▼▼▼

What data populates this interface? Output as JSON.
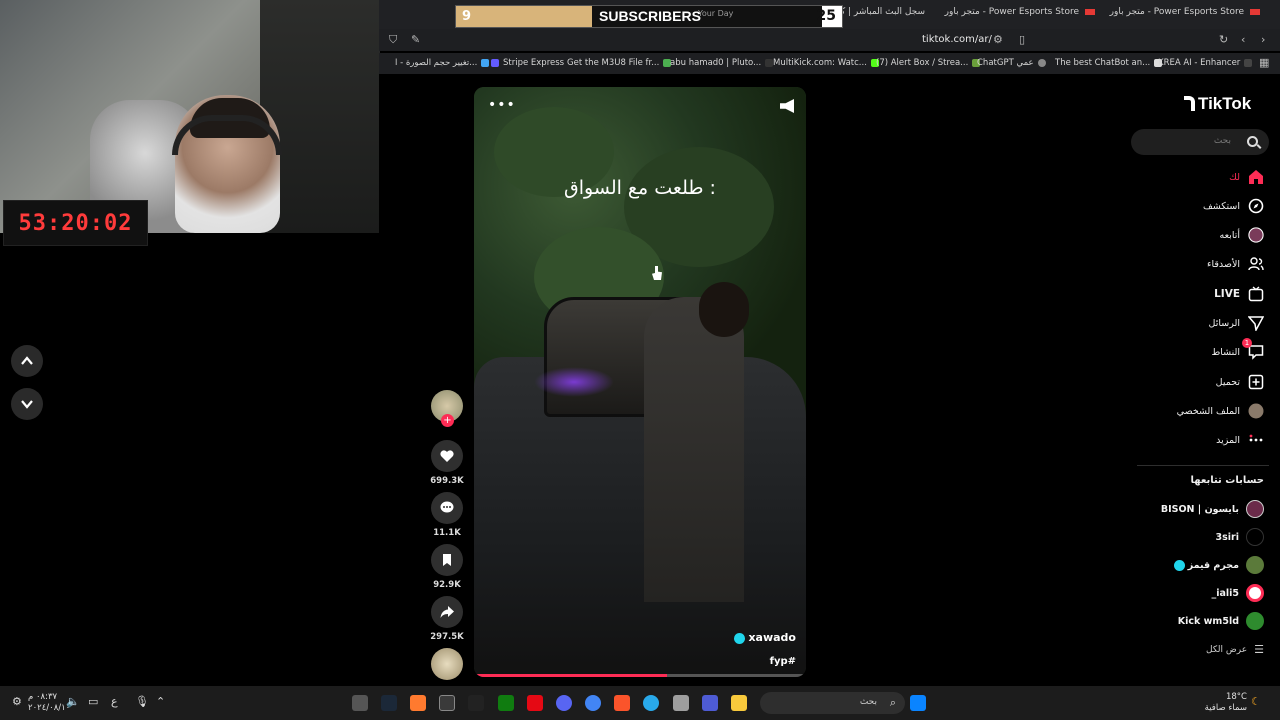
{
  "webcam": {
    "timer": "53:20:02"
  },
  "subscriber_widget": {
    "left_count": "9",
    "title": "SUBSCRIBERS",
    "ghost_text": "Your Day",
    "right_count": "25"
  },
  "browser": {
    "tabs": [
      "متجر باور - Power Esports Store",
      "متجر باور - Power Esports Store",
      "سجل البث المباشر | كرت"
    ],
    "url": "tiktok.com/ar/",
    "bookmarks": [
      "تغيير حجم الصورة - ا...",
      "Stripe Express",
      "Get the M3U8 File fr...",
      "abu hamad0 | Pluto...",
      "MultiKick.com: Watc...",
      "(7) Alert Box / Strea...",
      "ChatGPT عمي",
      "The best ChatBot an...",
      "KREA AI - Enhancer"
    ]
  },
  "video": {
    "caption": "طلعت مع السواق :",
    "username": "xawado",
    "hashtag": "fyp#",
    "progress": 0.58
  },
  "actions": {
    "likes": "699.3K",
    "comments": "11.1K",
    "saves": "92.9K",
    "shares": "297.5K"
  },
  "sidebar": {
    "logo": "TikTok",
    "search_placeholder": "بحث",
    "nav": [
      {
        "label": "لك",
        "icon": "home-icon"
      },
      {
        "label": "استكشف",
        "icon": "compass-icon"
      },
      {
        "label": "أتابعه",
        "icon": "following-icon"
      },
      {
        "label": "الأصدقاء",
        "icon": "friends-icon"
      },
      {
        "label": "LIVE",
        "icon": "live-icon"
      },
      {
        "label": "الرسائل",
        "icon": "messages-icon"
      },
      {
        "label": "النشاط",
        "icon": "activity-icon"
      },
      {
        "label": "تحميل",
        "icon": "upload-icon"
      },
      {
        "label": "الملف الشخصي",
        "icon": "profile-icon"
      },
      {
        "label": "المزيد",
        "icon": "more-icon"
      }
    ],
    "activity_badge": "1",
    "following_title": "حسابات تتابعها",
    "following": [
      "BISON | بايسون",
      "3siri",
      "مجرم قيمز",
      "_iali5",
      "Kick wm5ld"
    ],
    "see_all": "عرض الكل"
  },
  "taskbar": {
    "time": "٠٨:٣٧ م",
    "date": "٢٠٢٤/٠٨/١٠",
    "search": "بحث",
    "temp": "18°C",
    "weather": "سماء صافية",
    "lang": "ع"
  }
}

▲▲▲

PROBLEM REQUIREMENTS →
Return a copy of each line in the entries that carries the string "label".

RESPONSE TO THIS EXERCISE →
        "label": "لك",
        "label": "استكشف",
        "label": "أتابعه",
        "label": "الأصدقاء",
        "label": "LIVE",
        "label": "الرسائل",
        "label": "النشاط",
        "label": "تحميل",
        "label": "الملف الشخصي",
        "label": "المزيد",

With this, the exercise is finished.